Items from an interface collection
□ □ □ □ □ □ □

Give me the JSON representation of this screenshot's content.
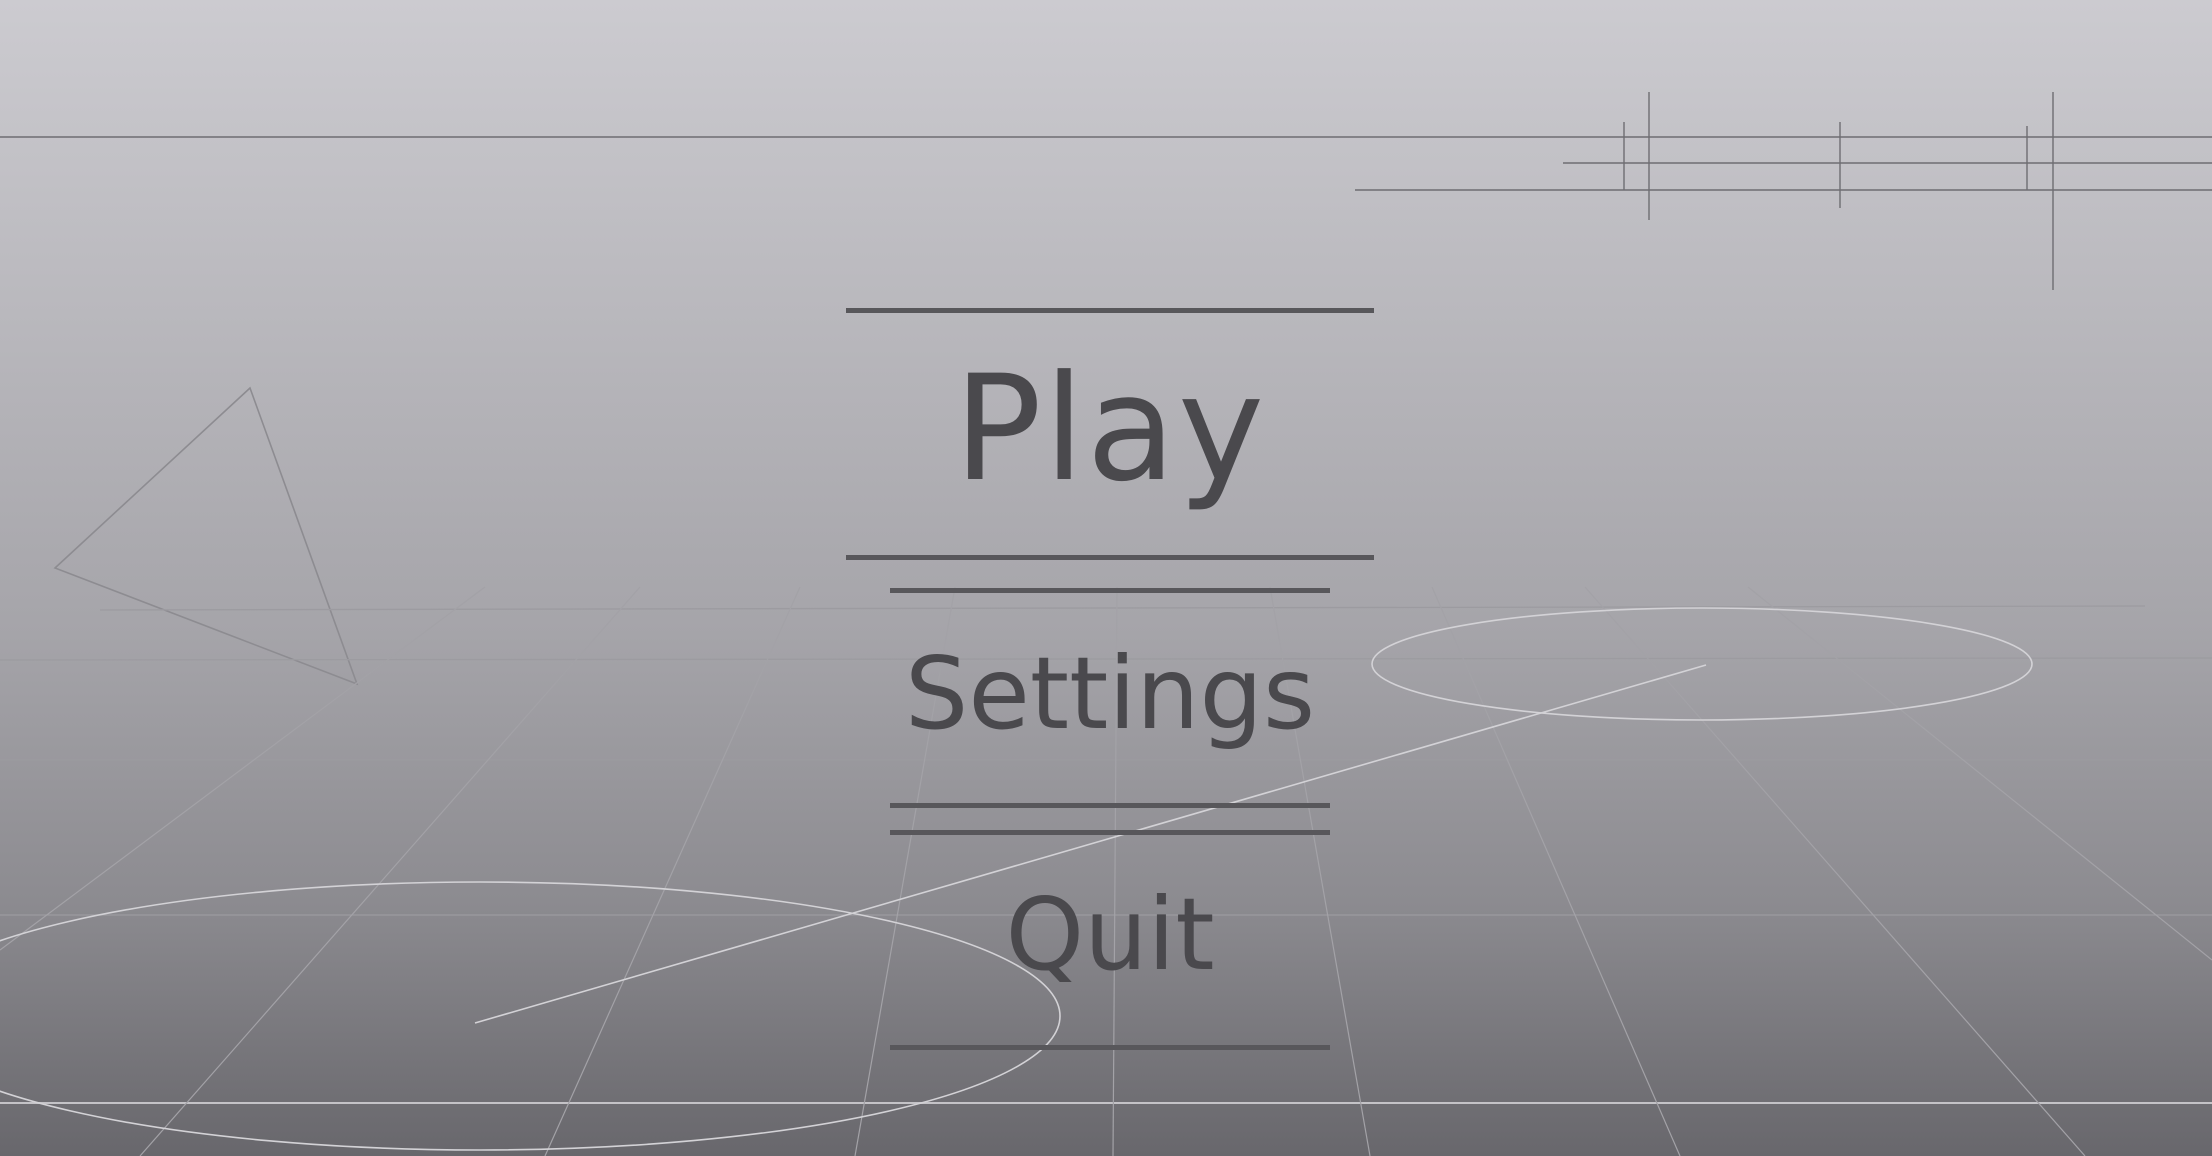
{
  "menu": {
    "play_label": "Play",
    "settings_label": "Settings",
    "quit_label": "Quit"
  },
  "colors": {
    "menu_text": "#4a494d",
    "menu_lines": "#58575b",
    "background_top": "#cccbd0",
    "background_bottom": "#68676c"
  }
}
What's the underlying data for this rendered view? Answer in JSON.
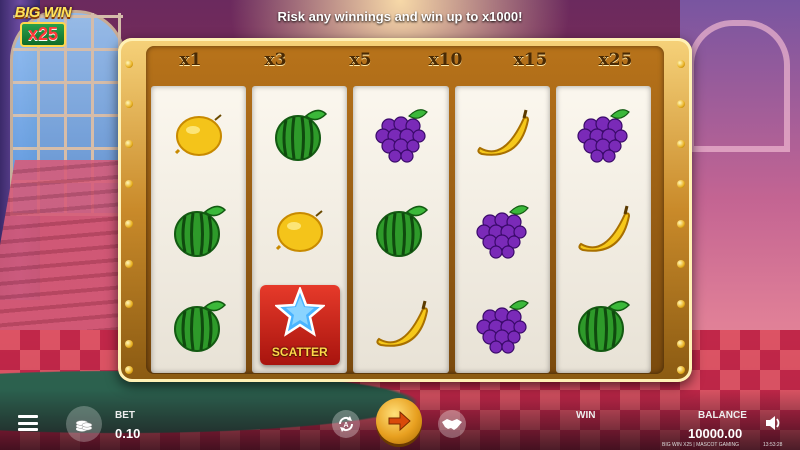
{
  "logo": {
    "title": "BIG WIN",
    "multiplier": "x25"
  },
  "banner": "Risk any winnings and win up to x1000!",
  "multipliers": [
    "x1",
    "x3",
    "x5",
    "x10",
    "x15",
    "x25"
  ],
  "reels": [
    [
      "lemon",
      "watermelon",
      "watermelon"
    ],
    [
      "watermelon",
      "lemon",
      "scatter"
    ],
    [
      "grapes",
      "watermelon",
      "banana"
    ],
    [
      "banana",
      "grapes",
      "grapes"
    ],
    [
      "grapes",
      "banana",
      "watermelon"
    ]
  ],
  "scatter_label": "SCATTER",
  "bet": {
    "label": "BET",
    "value": "0.10"
  },
  "win": {
    "label": "WIN"
  },
  "balance": {
    "label": "BALANCE",
    "value": "10000.00"
  },
  "footer": "BIG WIN X25 | MASCOT GAMING",
  "clock": "13:53:28",
  "icons": {
    "menu": "menu-icon",
    "coins": "coin-stack-icon",
    "autoplay": "autoplay-icon",
    "spin": "spin-arrow-icon",
    "turbo": "handshake-icon",
    "sound": "speaker-icon"
  },
  "colors": {
    "frame_gold": "#c98a2a",
    "spin_gold": "#e8a020",
    "scatter_red": "#d62a1e"
  }
}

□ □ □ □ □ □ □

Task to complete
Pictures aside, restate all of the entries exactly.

Your response
Give me the JSON representation of this screenshot's content.
{
  "menu": {
    "play_label": "Play",
    "settings_label": "Settings",
    "quit_label": "Quit"
  },
  "colors": {
    "menu_text": "#4a494d",
    "menu_lines": "#58575b",
    "background_top": "#cccbd0",
    "background_bottom": "#68676c"
  }
}
What's the underlying data for this rendered view? Answer in JSON.
{
  "logo": {
    "title": "BIG WIN",
    "multiplier": "x25"
  },
  "banner": "Risk any winnings and win up to x1000!",
  "multipliers": [
    "x1",
    "x3",
    "x5",
    "x10",
    "x15",
    "x25"
  ],
  "reels": [
    [
      "lemon",
      "watermelon",
      "watermelon"
    ],
    [
      "watermelon",
      "lemon",
      "scatter"
    ],
    [
      "grapes",
      "watermelon",
      "banana"
    ],
    [
      "banana",
      "grapes",
      "grapes"
    ],
    [
      "grapes",
      "banana",
      "watermelon"
    ]
  ],
  "scatter_label": "SCATTER",
  "bet": {
    "label": "BET",
    "value": "0.10"
  },
  "win": {
    "label": "WIN"
  },
  "balance": {
    "label": "BALANCE",
    "value": "10000.00"
  },
  "footer": "BIG WIN X25 | MASCOT GAMING",
  "clock": "13:53:28",
  "icons": {
    "menu": "menu-icon",
    "coins": "coin-stack-icon",
    "autoplay": "autoplay-icon",
    "spin": "spin-arrow-icon",
    "turbo": "handshake-icon",
    "sound": "speaker-icon"
  },
  "colors": {
    "frame_gold": "#c98a2a",
    "spin_gold": "#e8a020",
    "scatter_red": "#d62a1e"
  }
}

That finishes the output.